Like I said, we don't have a water maker. This was an 'experiment' on our part, to see if we can live without one before we commit to the bucks, and we're still not sure if we want one. It would be nice to have the extra capacity that a water maker enables, but we're not sure it's worth the expense and maintenance hassles. As it is we can go about four weeks on our tanks (105 gal in the boats tanks and 25 gal in plastic jugs). That's about 4.5 gal per day (2.25 per person per day). We don't do laundry on NAKIA but out of that 4.5 gal per day we get a daily shower (bathe in the sea and then rinse with fresh water), wash dishes, and all the water we can drink. We get water when it's available, either at a dock or from water purification plants. Every town has a purification plant and you can usually have a truck deliver water to the shore where it's a short carry to your dinghy. Cost for this water is anywhere from $.80 to $2 per five gallon jug. We have five jugs which we bought on the mainland, actually we just paid the deposit on them, for $4 each. We give the water truck driver our empties and he gives us full jugs. $2 for five gallons might seem like a lot, but if you consider that a water maker can easily cost $5000, we can buy 12500 gallons of water @ $2/5 gal before we pay for a water maker. I read an article recently in which the author said he's run his 180 gal/day water maker for 1500 hours over the last four years(approx 12000 gal). His water maker still hasn't covered the original purchase price, not to mention new filters and repairs. All that said, we may still install a water maker, there's nothing like knowing for sure where your next five gallons of water is coming from.
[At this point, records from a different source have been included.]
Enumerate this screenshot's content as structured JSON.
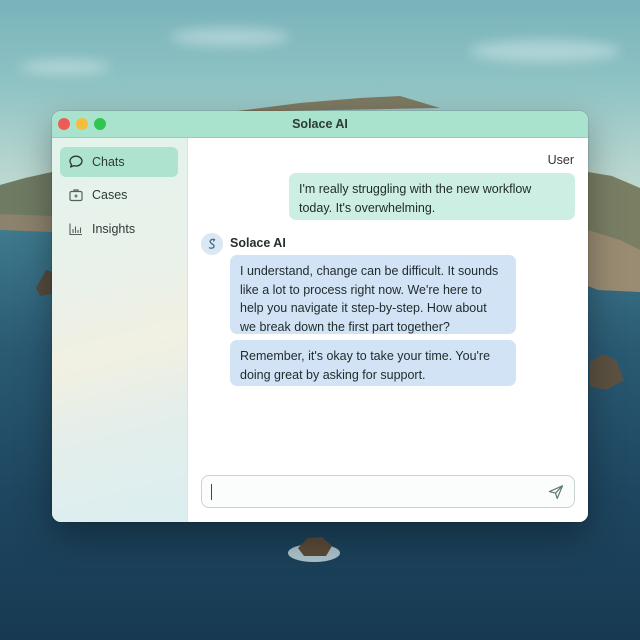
{
  "window": {
    "title": "Solace AI"
  },
  "sidebar": {
    "items": [
      {
        "label": "Chats",
        "icon": "chat-bubble-icon",
        "active": true
      },
      {
        "label": "Cases",
        "icon": "briefcase-icon",
        "active": false
      },
      {
        "label": "Insights",
        "icon": "bar-chart-icon",
        "active": false
      }
    ]
  },
  "chat": {
    "messages": [
      {
        "sender": "User",
        "text": "I'm really struggling with the new workflow today. It's overwhelming."
      },
      {
        "sender": "Solace AI",
        "text": "I understand, change can be difficult. It sounds like a lot to process right now. We're here to help you navigate it step-by-step. How about we break down the first part together?"
      },
      {
        "sender": "Solace AI",
        "text": "Remember, it's okay to take your time. You're doing great by asking for support."
      }
    ]
  },
  "composer": {
    "value": "",
    "send_icon": "send-icon"
  },
  "colors": {
    "titlebar": "#a9e3cd",
    "active_nav": "#aee4cf",
    "user_bubble": "#cdeee2",
    "bot_bubble": "#d2e3f6"
  }
}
I hope that covers some questions on cruising. Let us know if you have more, and we'll try to post answers.

John and Linda